Skills and Knowledge
Shifting gears on the racetrack and heel-toe downshifting
What gear should I be in for this section of the track? When should I shift gears? How do I heel-toe downshift?
These are very common questions because shifting is often a big source of anxiety and uncertainty for newcomers. The good news is, you're probably overthinking it.
As a beginner, there are already so many things to learn, such as the layout of the track, braking points, turn-in points, apexes, and flag rules. Shifting adds another level of complexity on top of everything, so we recommend keeping it as simple as possible.
Shifting as a beginner
If you have a car that can shift itself (i.e. automatic), we strongly recommend you to leave it on the auto setting, albeit in sports mode if possible. Most modern automatics are able to shift sufficiently fast so that you won't get into trouble on the track.
If your car is a manual, don't fret. It helps if you know ahead of time what are the 1 or 2 gears you should be on for most of the track. For example, many tracks can be tackled in only 3rd and 4th in a 6-speed car. You can find this out this info by searching online or asking your instructor/event coordinator.
When you're out on the track, don't stress about being in the optimal gear at all times. If you miss a shift and slow down, it’s not a big deal. Also, only shift gears on straights so you don’t upset the balance of the car.
You may have heard of something called heel-toe downshifting. This is a technique to downshift while braking to not upset the car before a turn. We explain it later below, but don’t worry about it as a beginner. If you have auto rev-match, leave it on, and if you don’t, separate downshifting and braking into two steps. Downshift first and then brake, or if your initial revs are very high, brake first, downshift, then go into the corner.
After a bit more experience
After 1 or 2 days, you should have a good understanding of what gear you need to be in on different parts of the track.
If you have an automatic, you should begin manually selecting your gears with your paddle shifters or your shift lever in manual mode. You'll downshift while braking for a turn to be in a lower gear to accelerate out of the turn, and you'll upshift on straights whenever you're about to hit redline (the red part of your tachometer indicating high RPMs).
If you have a manual, you should already be manually selecting your gears, so no change there, but it’s not a bad idea to begin practicing heel-toe downshifting.
Heel-toe downshifting is an advanced shifting technique for manual cars.

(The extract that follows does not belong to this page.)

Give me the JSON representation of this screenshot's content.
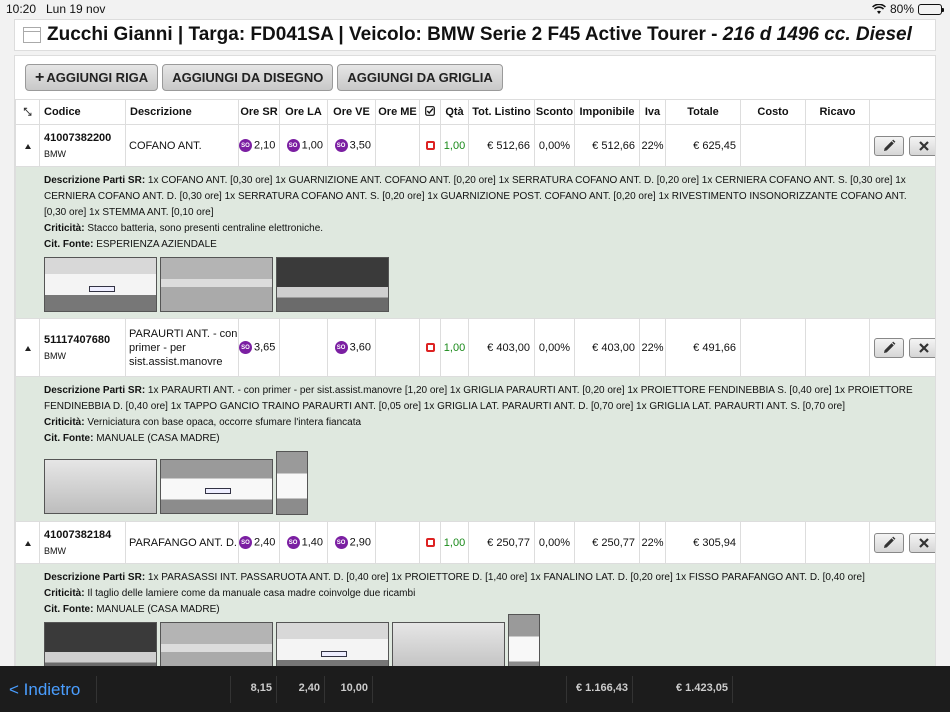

To heel-toe, you downshift while keeping the brake pedal depressed and execute a rev-match by giving the gas pedal a blip.
Depending on your brake pedal layout, you may blip with your heel or the upper right edge of your foot. If your pedals are spaced far apart, you will have to reach over with your heel (this is where heel-toe comes from). If they are spaced closely, you can keep your heel planted and rotate your foot over to blip with the edge of your foot.

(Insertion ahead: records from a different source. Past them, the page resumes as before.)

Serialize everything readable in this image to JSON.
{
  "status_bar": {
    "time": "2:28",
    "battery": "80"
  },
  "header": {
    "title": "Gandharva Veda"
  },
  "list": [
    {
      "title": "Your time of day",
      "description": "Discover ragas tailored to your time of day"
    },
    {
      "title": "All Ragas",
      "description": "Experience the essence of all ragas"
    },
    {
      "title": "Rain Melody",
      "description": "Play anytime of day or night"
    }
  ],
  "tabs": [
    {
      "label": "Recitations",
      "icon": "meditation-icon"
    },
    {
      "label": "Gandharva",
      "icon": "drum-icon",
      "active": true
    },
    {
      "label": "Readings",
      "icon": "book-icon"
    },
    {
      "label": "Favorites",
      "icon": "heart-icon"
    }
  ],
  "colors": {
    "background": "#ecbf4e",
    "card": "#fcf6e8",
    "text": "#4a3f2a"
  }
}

Heel-toe downshifting is a skill that takes time to master. Don't rush if you’re a beginner. If you heel-toe incorrectly, you could upset the balance of your car, which is the last thing you want to do in a braking zone.
You can practice heel-toe downshifting on the skidpad or on the street whenever you need to slow down. When you’re ready to try it at the track, practice doing it at 75% speed first on slower corners when nobody is behind you. Practice doing it often, and you'll master this rarefied skill before long.
Be careful of money shifts
Money shifting happens when you accidentally shift into a lower gear than you intended while already at high revs in your current gear. An example of this is when driving a manual car, the driver accidentally shifts into first instead of third when in fourth gear. This over-revs your engine and potentially damages it, hence, “money” shift.
As a beginner, don’t try to shift aggressively like you see in Fast & Furious. Take it slow and make sure you’ve selected the right gear before letting out the clutch.